PLANS to increase the minimum unit price of alcohol have been met with a mixed response in Worcester.

The Home Office is proposing a cost of at least 45p per unit in a bid to tackle problem drinking, put an end to multi-buy offers at supermarkets and off-licences, improve health and reduce crime.

A 10-week consultation has been rolled out with a price 5p higher than suggested by ministers in March.

The ban on cheap booze was not favoured by Toby Scaria, owner of Deeway Stores, Teme Road, Tolladine, Worcester, who was concerned his business would suffer.

He said: “That’s too much, I am not happy with it at all.

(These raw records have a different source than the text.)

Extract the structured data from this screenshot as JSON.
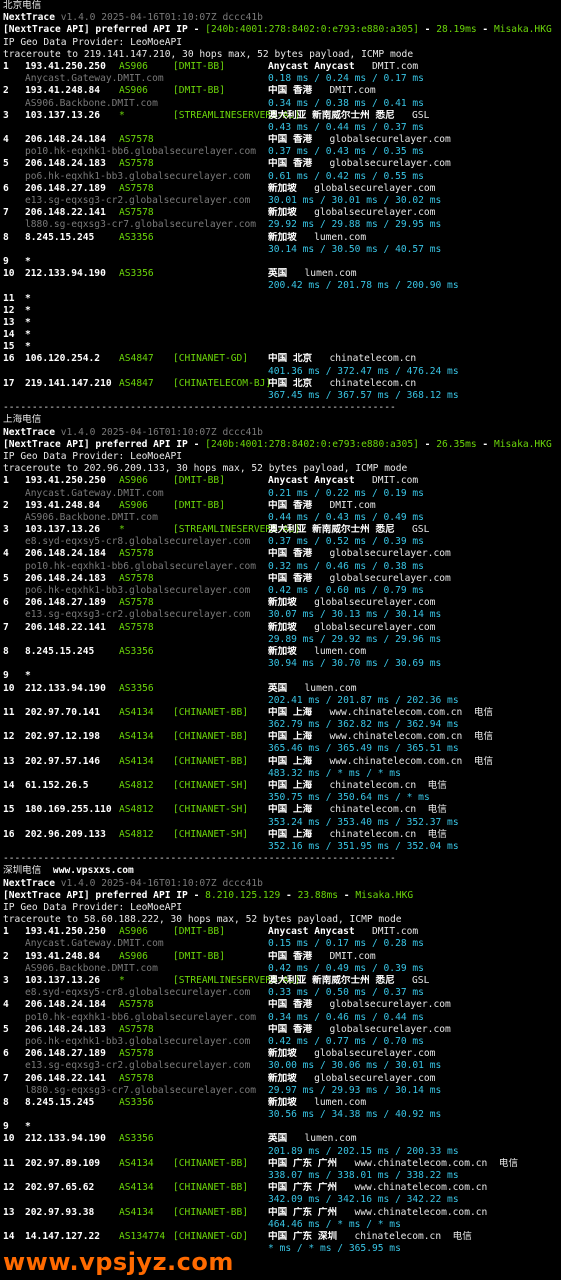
{
  "colors": {
    "hop_ip": "#ffffff",
    "asn": "#6cd60a",
    "latency": "#39c5e5",
    "hostname": "#7a7a7a",
    "header_green": "#6cd60a",
    "watermark": "#ff6a00"
  },
  "watermark": "www.vpsjyz.com",
  "sections": [
    {
      "title": "北京电信",
      "title_extra": "",
      "tool_name": "NextTrace",
      "tool_meta": "v1.4.0 2025-04-16T01:10:07Z dccc41b",
      "api_prefix": "[NextTrace API] preferred API IP - ",
      "api_ip": "[240b:4001:278:8402:0:e793:e880:a305]",
      "api_latency": "28.19ms",
      "api_node": "Misaka.HKG",
      "geo_provider": "IP Geo Data Provider: LeoMoeAPI",
      "traceroute": "traceroute to 219.141.147.210, 30 hops max, 52 bytes payload, ICMP mode",
      "hops": [
        {
          "n": "1",
          "ip": "193.41.250.250",
          "asn": "AS906",
          "tag": "[DMIT-BB]",
          "geo": "Anycast Anycast",
          "host": "DMIT.com",
          "rdns": "Anycast.Gateway.DMIT.com",
          "lat": "0.18 ms / 0.24 ms / 0.17 ms"
        },
        {
          "n": "2",
          "ip": "193.41.248.84",
          "asn": "AS906",
          "tag": "[DMIT-BB]",
          "geo": "中国 香港",
          "host": "DMIT.com",
          "rdns": "AS906.Backbone.DMIT.com",
          "lat": "0.34 ms / 0.38 ms / 0.41 ms"
        },
        {
          "n": "3",
          "ip": "103.137.13.26",
          "asn": "*",
          "tag": "[STREAMLINESERVERS-AU]",
          "geo": "澳大利亚 新南威尔士州 悉尼",
          "host": "GSL",
          "rdns": "",
          "lat": "0.43 ms / 0.44 ms / 0.37 ms"
        },
        {
          "n": "4",
          "ip": "206.148.24.184",
          "asn": "AS7578",
          "tag": "",
          "geo": "中国 香港",
          "host": "globalsecurelayer.com",
          "rdns": "po10.hk-eqxhk1-bb6.globalsecurelayer.com",
          "lat": "0.37 ms / 0.43 ms / 0.35 ms"
        },
        {
          "n": "5",
          "ip": "206.148.24.183",
          "asn": "AS7578",
          "tag": "",
          "geo": "中国 香港",
          "host": "globalsecurelayer.com",
          "rdns": "po6.hk-eqxhk1-bb3.globalsecurelayer.com",
          "lat": "0.61 ms / 0.42 ms / 0.55 ms"
        },
        {
          "n": "6",
          "ip": "206.148.27.189",
          "asn": "AS7578",
          "tag": "",
          "geo": "新加坡",
          "host": "globalsecurelayer.com",
          "rdns": "e13.sg-eqxsg3-cr2.globalsecurelayer.com",
          "lat": "30.01 ms / 30.01 ms / 30.02 ms"
        },
        {
          "n": "7",
          "ip": "206.148.22.141",
          "asn": "AS7578",
          "tag": "",
          "geo": "新加坡",
          "host": "globalsecurelayer.com",
          "rdns": "l880.sg-eqxsg3-cr7.globalsecurelayer.com",
          "lat": "29.92 ms / 29.88 ms / 29.95 ms"
        },
        {
          "n": "8",
          "ip": "8.245.15.245",
          "asn": "AS3356",
          "tag": "",
          "geo": "新加坡",
          "host": "lumen.com",
          "rdns": "",
          "lat": "30.14 ms / 30.50 ms / 40.57 ms"
        },
        {
          "n": "9",
          "ip": "*"
        },
        {
          "n": "10",
          "ip": "212.133.94.190",
          "asn": "AS3356",
          "tag": "",
          "geo": "英国",
          "host": "lumen.com",
          "rdns": "",
          "lat": "200.42 ms / 201.78 ms / 200.90 ms"
        },
        {
          "n": "11",
          "ip": "*"
        },
        {
          "n": "12",
          "ip": "*"
        },
        {
          "n": "13",
          "ip": "*"
        },
        {
          "n": "14",
          "ip": "*"
        },
        {
          "n": "15",
          "ip": "*"
        },
        {
          "n": "16",
          "ip": "106.120.254.2",
          "asn": "AS4847",
          "tag": "[CHINANET-GD]",
          "geo": "中国 北京",
          "host": "chinatelecom.cn",
          "rdns": "",
          "lat": "401.36 ms / 372.47 ms / 476.24 ms"
        },
        {
          "n": "17",
          "ip": "219.141.147.210",
          "asn": "AS4847",
          "tag": "[CHINATELECOM-BJ]",
          "geo": "中国 北京",
          "host": "chinatelecom.cn",
          "rdns": "",
          "lat": "367.45 ms / 367.57 ms / 368.12 ms"
        }
      ]
    },
    {
      "title": "上海电信",
      "title_extra": "",
      "tool_name": "NextTrace",
      "tool_meta": "v1.4.0 2025-04-16T01:10:07Z dccc41b",
      "api_prefix": "[NextTrace API] preferred API IP - ",
      "api_ip": "[240b:4001:278:8402:0:e793:e880:a305]",
      "api_latency": "26.35ms",
      "api_node": "Misaka.HKG",
      "geo_provider": "IP Geo Data Provider: LeoMoeAPI",
      "traceroute": "traceroute to 202.96.209.133, 30 hops max, 52 bytes payload, ICMP mode",
      "hops": [
        {
          "n": "1",
          "ip": "193.41.250.250",
          "asn": "AS906",
          "tag": "[DMIT-BB]",
          "geo": "Anycast Anycast",
          "host": "DMIT.com",
          "rdns": "Anycast.Gateway.DMIT.com",
          "lat": "0.21 ms / 0.22 ms / 0.19 ms"
        },
        {
          "n": "2",
          "ip": "193.41.248.84",
          "asn": "AS906",
          "tag": "[DMIT-BB]",
          "geo": "中国 香港",
          "host": "DMIT.com",
          "rdns": "AS906.Backbone.DMIT.com",
          "lat": "0.44 ms / 0.43 ms / 0.49 ms"
        },
        {
          "n": "3",
          "ip": "103.137.13.26",
          "asn": "*",
          "tag": "[STREAMLINESERVERS-AU]",
          "geo": "澳大利亚 新南威尔士州 悉尼",
          "host": "GSL",
          "rdns": "e8.syd-eqxsy5-cr8.globalsecurelayer.com",
          "lat": "0.37 ms / 0.52 ms / 0.39 ms",
          "rdns_inline": true
        },
        {
          "n": "4",
          "ip": "206.148.24.184",
          "asn": "AS7578",
          "tag": "",
          "geo": "中国 香港",
          "host": "globalsecurelayer.com",
          "rdns": "po10.hk-eqxhk1-bb6.globalsecurelayer.com",
          "lat": "0.32 ms / 0.46 ms / 0.38 ms",
          "rdns_inline": true
        },
        {
          "n": "5",
          "ip": "206.148.24.183",
          "asn": "AS7578",
          "tag": "",
          "geo": "中国 香港",
          "host": "globalsecurelayer.com",
          "rdns": "po6.hk-eqxhk1-bb3.globalsecurelayer.com",
          "lat": "0.42 ms / 0.60 ms / 0.79 ms",
          "rdns_inline": true
        },
        {
          "n": "6",
          "ip": "206.148.27.189",
          "asn": "AS7578",
          "tag": "",
          "geo": "新加坡",
          "host": "globalsecurelayer.com",
          "rdns": "e13.sg-eqxsg3-cr2.globalsecurelayer.com",
          "lat": "30.07 ms / 30.13 ms / 30.14 ms",
          "rdns_inline": true
        },
        {
          "n": "7",
          "ip": "206.148.22.141",
          "asn": "AS7578",
          "tag": "",
          "geo": "新加坡",
          "host": "globalsecurelayer.com",
          "rdns": "",
          "lat": "29.89 ms / 29.92 ms / 29.96 ms"
        },
        {
          "n": "8",
          "ip": "8.245.15.245",
          "asn": "AS3356",
          "tag": "",
          "geo": "新加坡",
          "host": "lumen.com",
          "rdns": "",
          "lat": "30.94 ms / 30.70 ms / 30.69 ms"
        },
        {
          "n": "9",
          "ip": "*"
        },
        {
          "n": "10",
          "ip": "212.133.94.190",
          "asn": "AS3356",
          "tag": "",
          "geo": "英国",
          "host": "lumen.com",
          "rdns": "",
          "lat": "202.41 ms / 201.87 ms / 202.36 ms"
        },
        {
          "n": "11",
          "ip": "202.97.70.141",
          "asn": "AS4134",
          "tag": "[CHINANET-BB]",
          "geo": "中国 上海",
          "host": "www.chinatelecom.com.cn  电信",
          "rdns": "",
          "lat": "362.79 ms / 362.82 ms / 362.94 ms"
        },
        {
          "n": "12",
          "ip": "202.97.12.198",
          "asn": "AS4134",
          "tag": "[CHINANET-BB]",
          "geo": "中国 上海",
          "host": "www.chinatelecom.com.cn  电信",
          "rdns": "",
          "lat": "365.46 ms / 365.49 ms / 365.51 ms"
        },
        {
          "n": "13",
          "ip": "202.97.57.146",
          "asn": "AS4134",
          "tag": "[CHINANET-BB]",
          "geo": "中国 上海",
          "host": "www.chinatelecom.com.cn  电信",
          "rdns": "",
          "lat": "483.32 ms / * ms / * ms"
        },
        {
          "n": "14",
          "ip": "61.152.26.5",
          "asn": "AS4812",
          "tag": "[CHINANET-SH]",
          "geo": "中国 上海",
          "host": "chinatelecom.cn  电信",
          "rdns": "",
          "lat": "350.75 ms / 350.64 ms / * ms"
        },
        {
          "n": "15",
          "ip": "180.169.255.110",
          "asn": "AS4812",
          "tag": "[CHINANET-SH]",
          "geo": "中国 上海",
          "host": "chinatelecom.cn  电信",
          "rdns": "",
          "lat": "353.24 ms / 353.40 ms / 352.37 ms"
        },
        {
          "n": "16",
          "ip": "202.96.209.133",
          "asn": "AS4812",
          "tag": "[CHINANET-SH]",
          "geo": "中国 上海",
          "host": "chinatelecom.cn  电信",
          "rdns": "",
          "lat": "352.16 ms / 351.95 ms / 352.04 ms"
        }
      ]
    },
    {
      "title": "深圳电信",
      "title_extra": "www.vpsxxs.com",
      "tool_name": "NextTrace",
      "tool_meta": "v1.4.0 2025-04-16T01:10:07Z dccc41b",
      "api_prefix": "[NextTrace API] preferred API IP - ",
      "api_ip": "8.210.125.129",
      "api_latency": "23.88ms",
      "api_node": "Misaka.HKG",
      "geo_provider": "IP Geo Data Provider: LeoMoeAPI",
      "traceroute": "traceroute to 58.60.188.222, 30 hops max, 52 bytes payload, ICMP mode",
      "hops": [
        {
          "n": "1",
          "ip": "193.41.250.250",
          "asn": "AS906",
          "tag": "[DMIT-BB]",
          "geo": "Anycast Anycast",
          "host": "DMIT.com",
          "rdns": "Anycast.Gateway.DMIT.com",
          "lat": "0.15 ms / 0.17 ms / 0.28 ms",
          "rdns_inline": true
        },
        {
          "n": "2",
          "ip": "193.41.248.84",
          "asn": "AS906",
          "tag": "[DMIT-BB]",
          "geo": "中国 香港",
          "host": "DMIT.com",
          "rdns": "AS906.Backbone.DMIT.com",
          "lat": "0.42 ms / 0.49 ms / 0.39 ms",
          "rdns_inline": true
        },
        {
          "n": "3",
          "ip": "103.137.13.26",
          "asn": "*",
          "tag": "[STREAMLINESERVERS-AU]",
          "geo": "澳大利亚 新南威尔士州 悉尼",
          "host": "GSL",
          "rdns": "e8.syd-eqxsy5-cr8.globalsecurelayer.com",
          "lat": "0.33 ms / 0.50 ms / 0.37 ms",
          "rdns_inline": true
        },
        {
          "n": "4",
          "ip": "206.148.24.184",
          "asn": "AS7578",
          "tag": "",
          "geo": "中国 香港",
          "host": "globalsecurelayer.com",
          "rdns": "po10.hk-eqxhk1-bb6.globalsecurelayer.com",
          "lat": "0.34 ms / 0.46 ms / 0.44 ms",
          "rdns_inline": true
        },
        {
          "n": "5",
          "ip": "206.148.24.183",
          "asn": "AS7578",
          "tag": "",
          "geo": "中国 香港",
          "host": "globalsecurelayer.com",
          "rdns": "po6.hk-eqxhk1-bb3.globalsecurelayer.com",
          "lat": "0.42 ms / 0.77 ms / 0.70 ms",
          "rdns_inline": true
        },
        {
          "n": "6",
          "ip": "206.148.27.189",
          "asn": "AS7578",
          "tag": "",
          "geo": "新加坡",
          "host": "globalsecurelayer.com",
          "rdns": "e13.sg-eqxsg3-cr2.globalsecurelayer.com",
          "lat": "30.00 ms / 30.06 ms / 30.01 ms",
          "rdns_inline": true
        },
        {
          "n": "7",
          "ip": "206.148.22.141",
          "asn": "AS7578",
          "tag": "",
          "geo": "新加坡",
          "host": "globalsecurelayer.com",
          "rdns": "l880.sg-eqxsg3-cr7.globalsecurelayer.com",
          "lat": "29.97 ms / 29.93 ms / 30.14 ms",
          "rdns_inline": true
        },
        {
          "n": "8",
          "ip": "8.245.15.245",
          "asn": "AS3356",
          "tag": "",
          "geo": "新加坡",
          "host": "lumen.com",
          "rdns": "",
          "lat": "30.56 ms / 34.38 ms / 40.92 ms"
        },
        {
          "n": "9",
          "ip": "*"
        },
        {
          "n": "10",
          "ip": "212.133.94.190",
          "asn": "AS3356",
          "tag": "",
          "geo": "英国",
          "host": "lumen.com",
          "rdns": "",
          "lat": "201.89 ms / 202.15 ms / 200.33 ms"
        },
        {
          "n": "11",
          "ip": "202.97.89.109",
          "asn": "AS4134",
          "tag": "[CHINANET-BB]",
          "geo": "中国 广东 广州",
          "host": "www.chinatelecom.com.cn  电信",
          "rdns": "",
          "lat": "338.07 ms / 338.01 ms / 338.22 ms"
        },
        {
          "n": "12",
          "ip": "202.97.65.62",
          "asn": "AS4134",
          "tag": "[CHINANET-BB]",
          "geo": "中国 广东 广州",
          "host": "www.chinatelecom.com.cn",
          "rdns": "",
          "lat": "342.09 ms / 342.16 ms / 342.22 ms"
        },
        {
          "n": "13",
          "ip": "202.97.93.38",
          "asn": "AS4134",
          "tag": "[CHINANET-BB]",
          "geo": "中国 广东 广州",
          "host": "www.chinatelecom.com.cn",
          "rdns": "",
          "lat": "464.46 ms / * ms / * ms"
        },
        {
          "n": "14",
          "ip": "14.147.127.22",
          "asn": "AS134774",
          "tag": "[CHINANET-GD]",
          "geo": "中国 广东 深圳",
          "host": "chinatelecom.cn  电信",
          "rdns": "",
          "lat": "* ms / * ms / 365.95 ms"
        }
      ]
    }
  ],
  "separator": "--------------------------------------------------------------------"
}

If it is increased like that then my customers will try to get it somewhere else.

“You are concerned if people can afford it.”

However, Jasbir Singh, owner of Harrys Wines in London Road, welcomed the idea. “Most of my alcohol prices are within that guideline already – at about 40 to 50p.

"It should be a good thing as it would give everybody a reasonable share of the market.”

Mark Haslam, of Camra (Campaign for Real Ale), believes it could be a boost to the struggling pub industry.

“Such a measure would be supportive of pubs because supermarkets are selling alcohol at cost prices or certainly using it as a loss leader.

"The consequences are more people drinking at home and more importantly creating social harm in terms of health and anti-social behaviour.”

The Government believes the price will reduce alcohol consumption by 3.3 per cent, cut the number of crimes by 5,000 per year and hospital admissions by 24,000 as well as there being 700 fewer alcohol-linked deaths annually.

According to the department, the public purse stands to lose about £200 million in excise duty due to falling sales and it would cost £500,000 to enforce the rules.

However, it estimates the health benefits will be worth more than £400 million each year and the reduction in crime nearly £13 million.

Neither NHS Worcestershire nor the Worcestershire Drug and Alcohol Team were able to comment.

l A unit of alcohol is half a pint of standard strength (3.5 per cent) beer, cider or lager, a single 25ml measure of spirit or half a standard 175ml glass of wine.